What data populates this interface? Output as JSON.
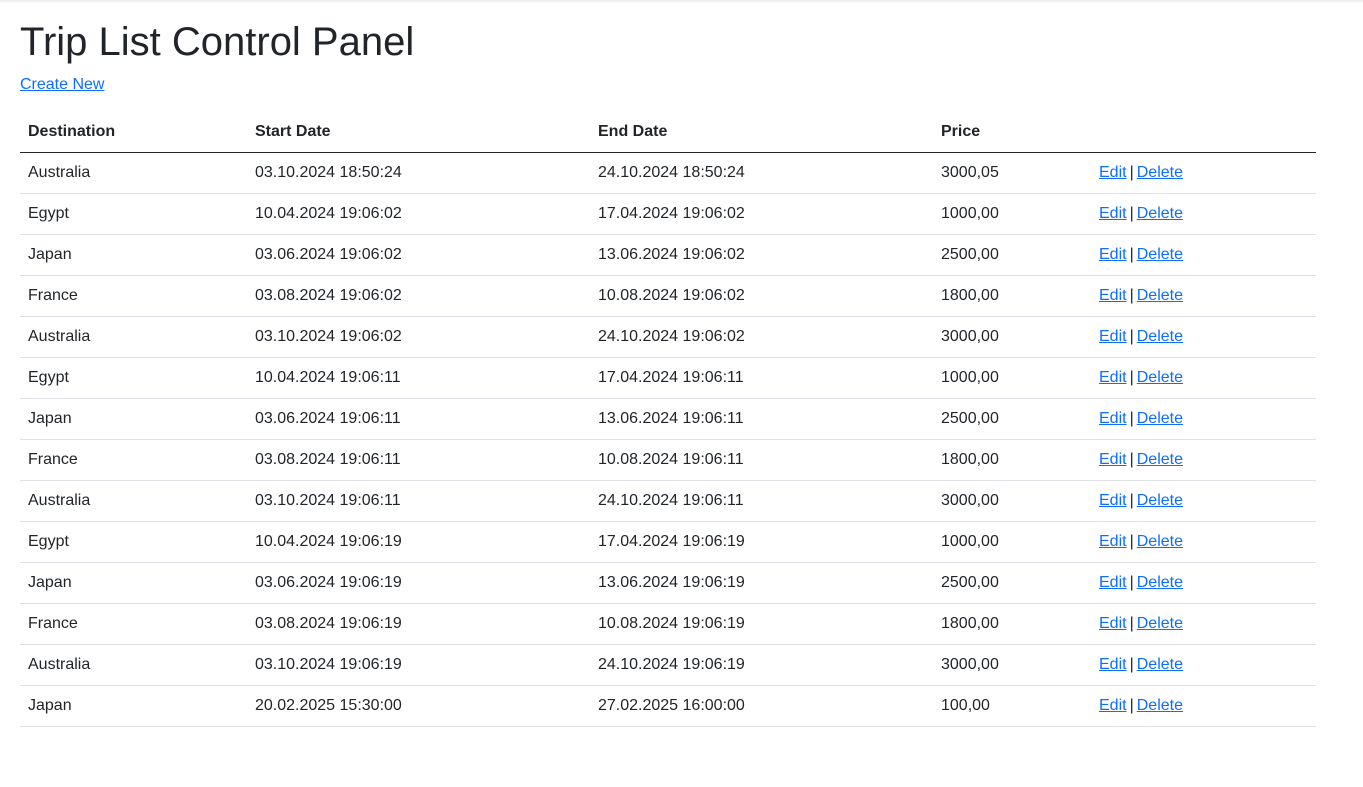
{
  "page": {
    "title": "Trip List Control Panel",
    "create_label": "Create New"
  },
  "table": {
    "headers": [
      "Destination",
      "Start Date",
      "End Date",
      "Price",
      ""
    ],
    "edit_label": "Edit",
    "delete_label": "Delete",
    "separator": "|",
    "rows": [
      {
        "destination": "Australia",
        "start": "03.10.2024 18:50:24",
        "end": "24.10.2024 18:50:24",
        "price": "3000,05"
      },
      {
        "destination": "Egypt",
        "start": "10.04.2024 19:06:02",
        "end": "17.04.2024 19:06:02",
        "price": "1000,00"
      },
      {
        "destination": "Japan",
        "start": "03.06.2024 19:06:02",
        "end": "13.06.2024 19:06:02",
        "price": "2500,00"
      },
      {
        "destination": "France",
        "start": "03.08.2024 19:06:02",
        "end": "10.08.2024 19:06:02",
        "price": "1800,00"
      },
      {
        "destination": "Australia",
        "start": "03.10.2024 19:06:02",
        "end": "24.10.2024 19:06:02",
        "price": "3000,00"
      },
      {
        "destination": "Egypt",
        "start": "10.04.2024 19:06:11",
        "end": "17.04.2024 19:06:11",
        "price": "1000,00"
      },
      {
        "destination": "Japan",
        "start": "03.06.2024 19:06:11",
        "end": "13.06.2024 19:06:11",
        "price": "2500,00"
      },
      {
        "destination": "France",
        "start": "03.08.2024 19:06:11",
        "end": "10.08.2024 19:06:11",
        "price": "1800,00"
      },
      {
        "destination": "Australia",
        "start": "03.10.2024 19:06:11",
        "end": "24.10.2024 19:06:11",
        "price": "3000,00"
      },
      {
        "destination": "Egypt",
        "start": "10.04.2024 19:06:19",
        "end": "17.04.2024 19:06:19",
        "price": "1000,00"
      },
      {
        "destination": "Japan",
        "start": "03.06.2024 19:06:19",
        "end": "13.06.2024 19:06:19",
        "price": "2500,00"
      },
      {
        "destination": "France",
        "start": "03.08.2024 19:06:19",
        "end": "10.08.2024 19:06:19",
        "price": "1800,00"
      },
      {
        "destination": "Australia",
        "start": "03.10.2024 19:06:19",
        "end": "24.10.2024 19:06:19",
        "price": "3000,00"
      },
      {
        "destination": "Japan",
        "start": "20.02.2025 15:30:00",
        "end": "27.02.2025 16:00:00",
        "price": "100,00"
      }
    ]
  },
  "colors": {
    "link": "#0d6efd",
    "text": "#212529",
    "row_border": "#dee2e6"
  }
}
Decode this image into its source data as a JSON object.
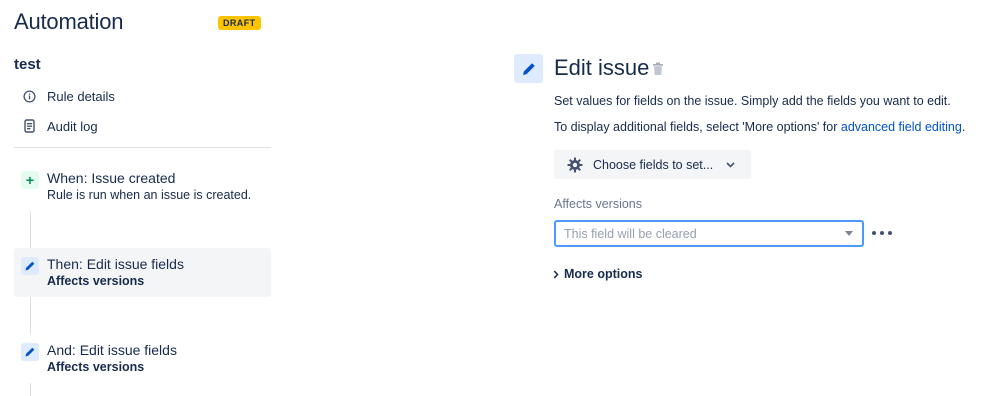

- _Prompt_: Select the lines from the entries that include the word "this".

- _Finished task_:
What data populates this interface? Output as JSON.
Decode this image into its source data as a JSON object.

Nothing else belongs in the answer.